June 30 is Microsoft's deadline for mainstream computer makers to stop selling new PCs with the old OS, and the date that it will stop shipping boxed copies to retailers. That's just two weeks away.
We skipped a FAQ in our ongoing series, but today we pick up where we left off to answer questions about Microsoft's most recent relaxation of the retirement rules and some details about what machines big-brand computer makers will be selling with XP after June 30.
Any sign that Microsoft will reprieve Windows XP's retirement? Sort of.
Two weeks ago, Microsoft extended its exceptions to the aged operating system's end-of-availability by announcing it would let makers of another class of computers -- low-cost desktop PCs -- preinstall XP Home through the end of June 2011.
It was the second time in two months that the company relaxed the rule that says it will stop providing OEMs (original equipment manufacturers) with XP licenses after June 30. In early April, it said it would let makers of small, lightweight, cheap notebooks use Windows XP for three more years.
Microsoft claimed the turn-about originated with requests from customers, including OEM partners, but said nothing about drubbing rival operating systems, Linux primarily, that had been trying to gain a foothold in the small-and-cheap market. "One thing Microsoft has heard loud and clear, from both customers and partners, is the desire for Windows on this new class of devices," said a company spokeswoman in an e-mail on June 3.
So, no change on Microsoft's official XP's retail and OEM retirement date of June 30? No. But we're hoping the governor calls just before someone throws the switch.
When will big-name computer makers stop selling XP-powered PCs? Not until they have to.
Three of the world's top four OEMs -- Hewlett Packard, Acer and Lenovo Group -- confirmed last week that they will sell XP-equipped machines up to and including June 30.

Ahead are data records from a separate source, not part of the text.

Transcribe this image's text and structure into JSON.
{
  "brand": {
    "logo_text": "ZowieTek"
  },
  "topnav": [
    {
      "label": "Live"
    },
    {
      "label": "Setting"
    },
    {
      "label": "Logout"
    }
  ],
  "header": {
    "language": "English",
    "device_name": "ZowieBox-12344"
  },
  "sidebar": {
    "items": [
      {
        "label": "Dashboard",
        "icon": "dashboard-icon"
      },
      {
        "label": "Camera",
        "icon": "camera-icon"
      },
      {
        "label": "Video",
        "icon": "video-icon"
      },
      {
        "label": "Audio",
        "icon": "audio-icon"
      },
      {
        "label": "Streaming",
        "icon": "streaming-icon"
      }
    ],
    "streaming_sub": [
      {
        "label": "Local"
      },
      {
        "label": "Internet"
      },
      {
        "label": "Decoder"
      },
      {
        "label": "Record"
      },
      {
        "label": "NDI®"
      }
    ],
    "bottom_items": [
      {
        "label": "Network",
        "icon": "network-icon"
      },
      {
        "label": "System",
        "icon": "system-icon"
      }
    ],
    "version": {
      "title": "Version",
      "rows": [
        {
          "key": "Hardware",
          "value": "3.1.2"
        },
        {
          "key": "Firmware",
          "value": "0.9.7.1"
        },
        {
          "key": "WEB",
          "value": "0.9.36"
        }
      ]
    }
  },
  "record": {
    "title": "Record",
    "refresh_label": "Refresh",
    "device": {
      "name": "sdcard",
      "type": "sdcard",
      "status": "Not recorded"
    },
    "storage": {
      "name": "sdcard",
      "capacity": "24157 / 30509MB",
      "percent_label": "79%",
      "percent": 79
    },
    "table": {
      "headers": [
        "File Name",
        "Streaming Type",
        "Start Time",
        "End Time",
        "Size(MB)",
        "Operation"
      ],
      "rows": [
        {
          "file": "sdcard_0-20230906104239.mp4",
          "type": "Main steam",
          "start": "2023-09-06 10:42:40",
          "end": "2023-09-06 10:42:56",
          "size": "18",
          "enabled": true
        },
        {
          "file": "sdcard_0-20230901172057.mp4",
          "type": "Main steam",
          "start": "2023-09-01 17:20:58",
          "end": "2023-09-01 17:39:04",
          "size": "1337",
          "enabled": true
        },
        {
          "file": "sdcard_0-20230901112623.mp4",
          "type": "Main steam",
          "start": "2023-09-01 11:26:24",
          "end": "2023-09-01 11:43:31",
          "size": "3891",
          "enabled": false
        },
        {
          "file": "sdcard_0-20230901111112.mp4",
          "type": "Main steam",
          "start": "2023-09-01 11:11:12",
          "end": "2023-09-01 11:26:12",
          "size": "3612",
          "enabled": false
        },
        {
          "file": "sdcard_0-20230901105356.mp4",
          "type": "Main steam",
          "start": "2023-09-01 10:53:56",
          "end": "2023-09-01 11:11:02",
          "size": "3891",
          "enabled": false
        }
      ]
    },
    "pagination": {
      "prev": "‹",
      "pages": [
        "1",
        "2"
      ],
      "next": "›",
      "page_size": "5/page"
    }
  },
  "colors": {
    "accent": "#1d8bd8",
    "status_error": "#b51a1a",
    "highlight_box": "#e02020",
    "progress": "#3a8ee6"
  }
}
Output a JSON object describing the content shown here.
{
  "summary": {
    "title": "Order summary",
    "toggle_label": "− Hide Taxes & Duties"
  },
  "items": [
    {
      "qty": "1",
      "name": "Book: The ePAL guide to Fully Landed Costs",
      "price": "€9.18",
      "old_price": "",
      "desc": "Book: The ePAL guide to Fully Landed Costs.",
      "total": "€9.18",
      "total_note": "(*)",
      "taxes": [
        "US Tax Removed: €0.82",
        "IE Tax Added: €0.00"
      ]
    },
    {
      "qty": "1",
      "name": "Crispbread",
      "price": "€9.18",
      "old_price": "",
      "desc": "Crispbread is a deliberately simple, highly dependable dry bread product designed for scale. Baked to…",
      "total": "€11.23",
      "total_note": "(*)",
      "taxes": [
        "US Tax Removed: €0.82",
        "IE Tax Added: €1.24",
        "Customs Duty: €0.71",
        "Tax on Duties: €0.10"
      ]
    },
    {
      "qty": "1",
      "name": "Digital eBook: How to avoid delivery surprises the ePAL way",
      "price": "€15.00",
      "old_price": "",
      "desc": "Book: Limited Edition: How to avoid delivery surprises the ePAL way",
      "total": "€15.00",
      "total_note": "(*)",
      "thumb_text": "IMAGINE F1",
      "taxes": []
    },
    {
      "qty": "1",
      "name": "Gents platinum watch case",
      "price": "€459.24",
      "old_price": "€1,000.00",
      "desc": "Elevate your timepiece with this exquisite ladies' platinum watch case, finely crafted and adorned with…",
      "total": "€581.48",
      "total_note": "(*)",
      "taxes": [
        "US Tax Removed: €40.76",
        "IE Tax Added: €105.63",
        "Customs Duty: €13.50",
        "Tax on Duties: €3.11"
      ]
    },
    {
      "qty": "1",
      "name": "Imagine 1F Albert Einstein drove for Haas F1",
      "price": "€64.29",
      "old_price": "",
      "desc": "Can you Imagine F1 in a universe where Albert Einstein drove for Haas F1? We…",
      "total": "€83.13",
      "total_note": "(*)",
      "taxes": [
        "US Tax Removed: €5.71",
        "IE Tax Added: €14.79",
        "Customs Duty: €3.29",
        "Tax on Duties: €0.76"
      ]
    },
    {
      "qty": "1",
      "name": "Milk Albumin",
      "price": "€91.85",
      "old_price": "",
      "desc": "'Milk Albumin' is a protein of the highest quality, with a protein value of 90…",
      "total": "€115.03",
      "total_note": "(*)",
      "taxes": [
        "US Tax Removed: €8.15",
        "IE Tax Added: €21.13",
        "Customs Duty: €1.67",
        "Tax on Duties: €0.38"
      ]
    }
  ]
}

Only Dell, ranked second in sales last quarter by Gartner and IDC, plans to put an end to XP PCs sales earlier than that; Dell's deadline is June 18, this Wednesday.
Don't forget, though, that Microsoft's letting retailers and OEMs sell out their existing inventory of boxed copies or Windows XP computers after June 30, rather than making them yank the software or systems off shelves.
What Windows XP PCs will be available after June 30 through the "downgrade" clause? That depends on the OEM.
Some computer makers will use the downgrade rights built into Windows Vista Business and Vista Ultimate to factory-install Windows XP Professional after June 30 (but not XP Home, the cheaper OS, since Microsoft forbids that). Lenovo and HP, for example, will continue to offer their downgrade options until the end of January and July 2009, respectively.